If you thought speed matters when it comes to sports cars, wait until you get a load of ecommerce. Studies have shown if your site takes more than four seconds to load, some 25 percent of first-time visitors will bounce out of it in search of more timely gratification. Amazon has calculated a load page slowdown of one second costs it $1.6 billion in annual sales. With numbers like that on the line, it becomes very important to consider the factors affecting the speed of your ecommerce site—and doing everything you can to streamline them for maximum velocity.
Your Hosting Service
When you clicked the link to retrieve this story, your browser sent a message in the form of a “request” to the server hosting the site upon which it resides. That server then responded by forwarding the file packet containing this article to your device. One of the primary factors determining the alacrity with which the server responded is its ability to process multiple requests simultaneously. Remember, you’re but one of more than three billion people using the web every day. Now this is not to say all of them are asking for this article at once, but a huge number of people are trying to access other data on the server from which this article originated. The better the server hosting your site is at dealing with a lot of requests at once, the faster your site will load when users ask to see it.
Type and Size of Files
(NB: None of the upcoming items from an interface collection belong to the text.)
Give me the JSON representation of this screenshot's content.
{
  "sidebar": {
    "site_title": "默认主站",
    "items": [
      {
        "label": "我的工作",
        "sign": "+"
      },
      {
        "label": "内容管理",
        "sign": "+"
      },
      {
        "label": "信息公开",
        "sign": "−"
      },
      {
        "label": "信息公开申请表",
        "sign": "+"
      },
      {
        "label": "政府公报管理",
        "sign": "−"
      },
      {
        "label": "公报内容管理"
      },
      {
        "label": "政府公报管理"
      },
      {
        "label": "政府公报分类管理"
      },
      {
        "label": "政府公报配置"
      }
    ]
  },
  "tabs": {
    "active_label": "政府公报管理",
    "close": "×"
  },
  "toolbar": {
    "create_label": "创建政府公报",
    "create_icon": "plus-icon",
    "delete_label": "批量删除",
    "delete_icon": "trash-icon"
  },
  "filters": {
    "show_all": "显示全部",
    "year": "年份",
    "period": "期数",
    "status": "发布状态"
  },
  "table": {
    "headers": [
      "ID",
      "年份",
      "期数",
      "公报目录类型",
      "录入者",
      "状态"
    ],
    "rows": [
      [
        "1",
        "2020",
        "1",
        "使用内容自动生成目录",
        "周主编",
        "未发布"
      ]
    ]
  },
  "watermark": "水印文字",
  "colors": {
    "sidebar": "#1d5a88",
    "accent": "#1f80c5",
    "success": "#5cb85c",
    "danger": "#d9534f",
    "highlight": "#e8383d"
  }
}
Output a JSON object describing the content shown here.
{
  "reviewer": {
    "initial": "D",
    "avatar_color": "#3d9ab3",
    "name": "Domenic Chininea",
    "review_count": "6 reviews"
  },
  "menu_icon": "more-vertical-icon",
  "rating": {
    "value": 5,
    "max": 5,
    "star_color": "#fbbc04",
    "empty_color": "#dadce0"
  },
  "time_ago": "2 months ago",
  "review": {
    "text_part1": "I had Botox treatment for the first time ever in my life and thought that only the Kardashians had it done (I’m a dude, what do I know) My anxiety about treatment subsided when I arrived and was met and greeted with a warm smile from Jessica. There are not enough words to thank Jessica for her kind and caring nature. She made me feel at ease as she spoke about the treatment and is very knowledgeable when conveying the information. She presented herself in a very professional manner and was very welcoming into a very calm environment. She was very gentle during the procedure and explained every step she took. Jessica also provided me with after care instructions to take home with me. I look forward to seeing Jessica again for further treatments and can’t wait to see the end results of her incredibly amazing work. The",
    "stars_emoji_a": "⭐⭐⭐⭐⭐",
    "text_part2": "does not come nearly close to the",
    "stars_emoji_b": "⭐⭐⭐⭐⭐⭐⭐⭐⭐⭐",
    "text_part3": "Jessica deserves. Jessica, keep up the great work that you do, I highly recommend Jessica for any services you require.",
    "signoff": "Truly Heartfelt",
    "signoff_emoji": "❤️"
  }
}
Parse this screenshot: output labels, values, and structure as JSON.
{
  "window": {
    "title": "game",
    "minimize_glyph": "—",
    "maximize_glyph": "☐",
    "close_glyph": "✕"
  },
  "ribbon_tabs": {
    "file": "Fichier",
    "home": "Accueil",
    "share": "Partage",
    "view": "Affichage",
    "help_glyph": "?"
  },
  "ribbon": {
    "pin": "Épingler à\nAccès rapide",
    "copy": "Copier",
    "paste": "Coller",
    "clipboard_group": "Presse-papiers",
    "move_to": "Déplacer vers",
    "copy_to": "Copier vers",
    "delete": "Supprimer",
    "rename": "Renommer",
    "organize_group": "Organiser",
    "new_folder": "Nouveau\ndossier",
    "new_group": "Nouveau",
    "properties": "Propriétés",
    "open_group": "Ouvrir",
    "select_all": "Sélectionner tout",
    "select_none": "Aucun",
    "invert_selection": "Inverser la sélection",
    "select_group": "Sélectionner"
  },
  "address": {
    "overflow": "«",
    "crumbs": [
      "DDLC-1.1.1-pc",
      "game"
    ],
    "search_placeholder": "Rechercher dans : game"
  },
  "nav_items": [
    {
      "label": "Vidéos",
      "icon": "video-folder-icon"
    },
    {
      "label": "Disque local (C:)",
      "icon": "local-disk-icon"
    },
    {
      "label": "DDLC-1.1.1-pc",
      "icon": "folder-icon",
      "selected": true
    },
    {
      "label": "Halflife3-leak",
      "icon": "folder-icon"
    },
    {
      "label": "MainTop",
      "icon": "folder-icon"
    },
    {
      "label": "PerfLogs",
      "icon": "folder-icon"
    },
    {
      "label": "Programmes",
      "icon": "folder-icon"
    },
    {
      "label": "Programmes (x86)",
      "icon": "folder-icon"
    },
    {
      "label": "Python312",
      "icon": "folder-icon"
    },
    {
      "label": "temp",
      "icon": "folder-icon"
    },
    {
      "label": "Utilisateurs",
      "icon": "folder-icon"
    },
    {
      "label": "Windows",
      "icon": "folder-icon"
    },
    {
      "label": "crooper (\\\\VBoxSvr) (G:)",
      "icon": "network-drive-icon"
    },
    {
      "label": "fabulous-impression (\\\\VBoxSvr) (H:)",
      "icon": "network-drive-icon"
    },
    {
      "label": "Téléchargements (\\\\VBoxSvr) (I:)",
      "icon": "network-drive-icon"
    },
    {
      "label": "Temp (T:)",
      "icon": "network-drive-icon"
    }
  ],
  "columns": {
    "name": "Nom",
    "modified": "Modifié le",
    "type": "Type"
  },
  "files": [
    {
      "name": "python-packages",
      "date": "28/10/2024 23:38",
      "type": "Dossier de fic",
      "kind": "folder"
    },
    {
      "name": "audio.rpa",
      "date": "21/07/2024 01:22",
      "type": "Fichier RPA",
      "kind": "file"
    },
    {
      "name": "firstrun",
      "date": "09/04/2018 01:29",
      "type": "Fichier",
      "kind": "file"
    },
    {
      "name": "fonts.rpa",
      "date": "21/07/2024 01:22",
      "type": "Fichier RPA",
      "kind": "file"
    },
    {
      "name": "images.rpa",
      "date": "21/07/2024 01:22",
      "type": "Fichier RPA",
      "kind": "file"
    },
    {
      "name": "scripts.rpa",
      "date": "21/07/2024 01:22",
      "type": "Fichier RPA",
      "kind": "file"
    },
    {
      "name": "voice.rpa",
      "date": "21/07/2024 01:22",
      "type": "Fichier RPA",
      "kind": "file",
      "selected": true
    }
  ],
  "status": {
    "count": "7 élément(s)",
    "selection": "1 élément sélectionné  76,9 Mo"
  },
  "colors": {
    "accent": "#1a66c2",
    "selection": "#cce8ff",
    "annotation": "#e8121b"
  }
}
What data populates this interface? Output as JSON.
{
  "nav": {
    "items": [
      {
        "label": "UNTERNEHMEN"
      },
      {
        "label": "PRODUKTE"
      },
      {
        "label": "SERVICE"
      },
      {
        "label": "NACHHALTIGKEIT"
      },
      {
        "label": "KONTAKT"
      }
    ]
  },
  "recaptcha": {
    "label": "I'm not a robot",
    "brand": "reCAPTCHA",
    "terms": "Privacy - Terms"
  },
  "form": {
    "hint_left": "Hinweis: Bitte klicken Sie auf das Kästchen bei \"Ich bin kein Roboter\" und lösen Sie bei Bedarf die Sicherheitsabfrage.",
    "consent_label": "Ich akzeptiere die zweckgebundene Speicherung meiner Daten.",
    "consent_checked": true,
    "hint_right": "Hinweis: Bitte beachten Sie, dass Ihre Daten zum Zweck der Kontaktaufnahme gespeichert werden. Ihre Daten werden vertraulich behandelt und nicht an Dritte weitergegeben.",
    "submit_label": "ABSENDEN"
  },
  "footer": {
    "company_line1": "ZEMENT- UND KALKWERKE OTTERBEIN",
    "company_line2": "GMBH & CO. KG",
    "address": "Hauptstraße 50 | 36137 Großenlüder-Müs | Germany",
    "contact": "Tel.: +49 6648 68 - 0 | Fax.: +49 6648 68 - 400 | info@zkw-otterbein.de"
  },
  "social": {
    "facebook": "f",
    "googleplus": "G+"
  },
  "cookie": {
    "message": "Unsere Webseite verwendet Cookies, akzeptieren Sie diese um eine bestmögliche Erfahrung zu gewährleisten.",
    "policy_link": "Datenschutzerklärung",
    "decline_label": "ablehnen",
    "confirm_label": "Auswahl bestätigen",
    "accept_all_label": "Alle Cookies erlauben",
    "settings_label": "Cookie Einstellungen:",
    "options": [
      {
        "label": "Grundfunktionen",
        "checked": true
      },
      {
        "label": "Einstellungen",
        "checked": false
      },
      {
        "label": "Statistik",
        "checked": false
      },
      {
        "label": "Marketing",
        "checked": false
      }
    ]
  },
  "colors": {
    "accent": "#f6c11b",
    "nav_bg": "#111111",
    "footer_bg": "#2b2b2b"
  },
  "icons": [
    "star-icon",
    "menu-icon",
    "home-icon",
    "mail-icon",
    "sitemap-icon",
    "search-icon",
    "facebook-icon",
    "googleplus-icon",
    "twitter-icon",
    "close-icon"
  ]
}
The pictures you display will make your ecommerce site load slowly if they aren’t optimized for the web. The larger the file, the longer it will take to load it. However, if you do optimize your images for the web and predetermine the width and height of the pictures rendered on your site, your customer’s browser can create space for them automatically, rather than waiting to deal with whatever comes up. Free website templates from providers like Shopify already have these features built in to keep load times as short as possible. Similarly, its content management systems (the interface you use to place content on your site) are specifically designed for ecommerce to help speed your site’s loading time.
An Abundance of DNS Lookups
A web browser looks for the IP address associated with your URL when it is tasked with retrieving your site. Known as a DNS lookup, this typically happens very quickly. However, if you have a lot of linked You Tube videos, a live Twitter feed and other externally linked elements, the browser has to retrieve each of those items in turn. While this is still a relatively fast process, each one slows your loading time a bit more. It’s better to host as much of your site’s content as possible on the server where the rest of its files reside.
From time to time, information you link to on other sites will be removed by the owners of those sites. This will result in a broken link on your site. This slows your load time because the user’s browser takes a moment to try to retrieve the link—only to discover it isn’t there. Regularly scouring your site for broken links will minimize these occurrences and make your site load more quickly.
These are just four of the factors affecting the speed of your ecommerce site. Other factors include employing an optimized mobile solution, posting moderately sized social sharing buttons and minimizing redirects. Focusing the management of the back end of your ecommerce site on these elements will supercharge its performance, helping you turn shoppers into customers.